But Loudig went further, starting at Einstein, but continuing with his arrival at Hackensack University Medical Center in 2017.
A barcoded cDNA library protocol he developed allows for the capture and identification of the smallest pathological traces: including degraded or otherwise compromised small RNAs in minute amounts of exosomes. The development and tailoring of gene expression assays for analysis of degraded genomic DNA, messenger RNAs, and even micro RNAs has become a new venue for assessing how healthy and diseased tissues (from paraffin to blood, plasma and serums) change during pre-diagnosis and pre-development of disease.
Putting the work together – paraffin and increasingly tiny traces of biomarkers – led to Loudig’s big breakthrough in 2017: a five-year, $6.4 million grant from the National Institutes of Health, with the goal of identifying markers to predict pre-cancerous breast tissue before it becomes invasive disease.

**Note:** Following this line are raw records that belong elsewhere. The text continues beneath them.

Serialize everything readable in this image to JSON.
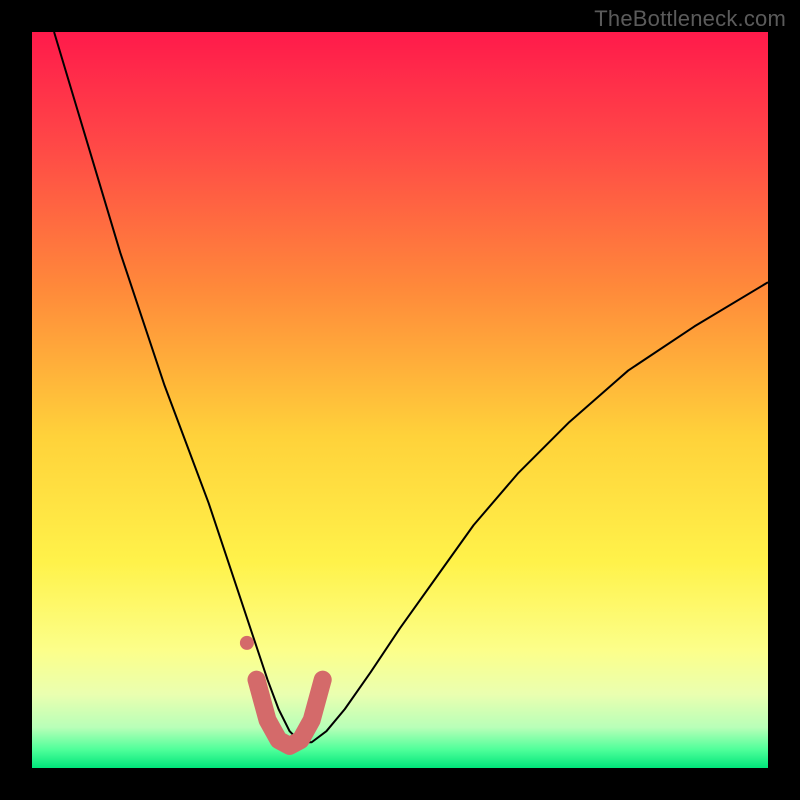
{
  "watermark": "TheBottleneck.com",
  "chart_data": {
    "type": "line",
    "title": "",
    "xlabel": "",
    "ylabel": "",
    "xlim": [
      0,
      100
    ],
    "ylim": [
      0,
      100
    ],
    "grid": false,
    "legend": false,
    "background_gradient_stops": [
      {
        "offset": 0.0,
        "color": "#ff1a4b"
      },
      {
        "offset": 0.15,
        "color": "#ff4747"
      },
      {
        "offset": 0.35,
        "color": "#ff8a3a"
      },
      {
        "offset": 0.55,
        "color": "#ffd23a"
      },
      {
        "offset": 0.72,
        "color": "#fff24a"
      },
      {
        "offset": 0.84,
        "color": "#fcff8a"
      },
      {
        "offset": 0.9,
        "color": "#eaffb0"
      },
      {
        "offset": 0.945,
        "color": "#b8ffb8"
      },
      {
        "offset": 0.975,
        "color": "#4fff9a"
      },
      {
        "offset": 1.0,
        "color": "#00e57a"
      }
    ],
    "series": [
      {
        "name": "bottleneck-curve",
        "color": "#000000",
        "width": 2,
        "x": [
          3,
          6,
          9,
          12,
          15,
          18,
          21,
          24,
          26,
          28,
          30,
          32,
          33.5,
          35,
          36.5,
          38,
          40,
          42.5,
          46,
          50,
          55,
          60,
          66,
          73,
          81,
          90,
          100
        ],
        "values": [
          100,
          90,
          80,
          70,
          61,
          52,
          44,
          36,
          30,
          24,
          18,
          12,
          8,
          5,
          3.5,
          3.5,
          5,
          8,
          13,
          19,
          26,
          33,
          40,
          47,
          54,
          60,
          66
        ]
      },
      {
        "name": "highlight-band",
        "color": "#d46a6a",
        "width": 18,
        "linecap": "round",
        "x": [
          30.5,
          32,
          33.5,
          35,
          36.5,
          38,
          39.5
        ],
        "values": [
          12,
          6.5,
          3.8,
          3,
          3.8,
          6.5,
          12
        ]
      }
    ],
    "markers": [
      {
        "name": "highlight-dot",
        "x": 29.2,
        "y": 17,
        "r": 7,
        "color": "#d46a6a"
      }
    ]
  }
}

The first huge objective: ductal carcinoma in situ (DCIS), otherwise known as “Stage 0” breast cancer. About 60,000 women are diagnosed with DCIS each year. But by some estimates, only a minority of those would actively develop invasive cancer in the decades after their diagnosis. (Patients are thoroughly treated once diagnosed with DCIS, because clinicians don’t want to take chances with which cases will or won’t develop into malignancies).

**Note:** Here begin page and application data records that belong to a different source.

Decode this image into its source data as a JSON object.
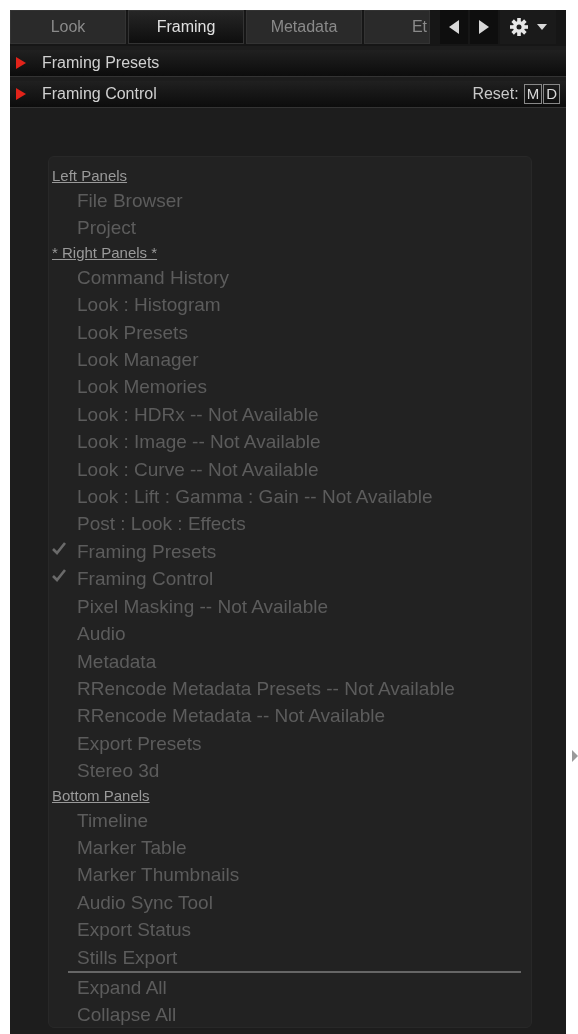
{
  "tabs": [
    {
      "label": "Look",
      "selected": false
    },
    {
      "label": "Framing",
      "selected": true
    },
    {
      "label": "Metadata",
      "selected": false
    },
    {
      "label": "Et",
      "selected": false
    }
  ],
  "sections": [
    {
      "title": "Framing Presets",
      "expanded": false
    },
    {
      "title": "Framing Control",
      "expanded": false,
      "reset_label": "Reset:",
      "reset_buttons": [
        "M",
        "D"
      ]
    }
  ],
  "menu": {
    "groups": [
      {
        "title": "Left Panels",
        "items": [
          {
            "label": "File Browser",
            "checked": false
          },
          {
            "label": "Project",
            "checked": false
          }
        ]
      },
      {
        "title": "* Right Panels *",
        "items": [
          {
            "label": "Command History",
            "checked": false
          },
          {
            "label": "Look : Histogram",
            "checked": false
          },
          {
            "label": "Look Presets",
            "checked": false
          },
          {
            "label": "Look Manager",
            "checked": false
          },
          {
            "label": "Look Memories",
            "checked": false
          },
          {
            "label": "Look : HDRx -- Not Available",
            "checked": false
          },
          {
            "label": "Look : Image -- Not Available",
            "checked": false
          },
          {
            "label": "Look : Curve -- Not Available",
            "checked": false
          },
          {
            "label": "Look : Lift : Gamma : Gain -- Not Available",
            "checked": false
          },
          {
            "label": "Post : Look : Effects",
            "checked": false
          },
          {
            "label": "Framing Presets",
            "checked": true
          },
          {
            "label": "Framing Control",
            "checked": true
          },
          {
            "label": "Pixel Masking -- Not Available",
            "checked": false
          },
          {
            "label": "Audio",
            "checked": false
          },
          {
            "label": "Metadata",
            "checked": false
          },
          {
            "label": "RRencode Metadata Presets -- Not Available",
            "checked": false
          },
          {
            "label": "RRencode Metadata -- Not Available",
            "checked": false
          },
          {
            "label": "Export Presets",
            "checked": false
          },
          {
            "label": "Stereo 3d",
            "checked": false
          }
        ]
      },
      {
        "title": "Bottom Panels",
        "items": [
          {
            "label": "Timeline",
            "checked": false
          },
          {
            "label": "Marker Table",
            "checked": false
          },
          {
            "label": "Marker Thumbnails",
            "checked": false
          },
          {
            "label": "Audio Sync Tool",
            "checked": false
          },
          {
            "label": "Export Status",
            "checked": false
          },
          {
            "label": "Stills Export",
            "checked": false
          }
        ]
      }
    ],
    "actions": [
      "Expand All",
      "Collapse All"
    ]
  }
}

Biomarkers to determine which cases are at risk could change the game entirely. Loudig said determining which DCIS cases don’t require surgery and radiation, or even chemotherapy, would mean a huge benefit to patients, as well as medicine.
“Imagine if we can tell which patients are going to require this cancer treatment, and which ones won’t,” said Loudig. “It will be huge.”
Other projects are underway. For instance, some markers in exhaled breath itself may allow for earlier-than-ever detection of lung cancer, as Loudig and the postdoc Mitchell continue to test the thresholds.
DOWN TO THE LAST DETAIL.
Loudig not only questions everything at the bench – he also has a virtually boundless curiosity outside the laboratory, as well. It was his searching which led to his volunteering several weeks for the emergency response in the wake of Hurricane Katrina. Originally thinking he would be directly helping the victims with food or water supplies, his eagerness to “get moving” quickly instead had him put in an unexpected position: he became a roving IT manager. He drove a truck across the wreckage in the South, from Louisiana to Mississippi to Alabama to Tennessee and back again, setting up communications stations on behalf of the Red Cross. Even though that kind of technology was not his expertise at the time, his speed was noticed. He moved fast, he got things done – and he moved onto another site.
By the end of that humanitarian mission, he had a new romance. Eventually he and Lydia were married. They now live in a house in New York with their two kids, Nola and Landen.
Beyond the lab and the home, Loudig finds pursuits to fill the time. The walls of his CDI office are lined with his own paintings, and a case in the corner is loaded with medals from the grueling Spartan races he’s completed over the course of a decade. There are also the pictures of the motorbikes he’s built and rebuilt with painstaking care, to share with his growing children.
But through it all, there is a commonality: the satisfaction is getting everything right – down to the last detail.
“You could put an entire motorbike together – and one wire’s out of place and it won’t go,” said Loudig. “I want to make it go.”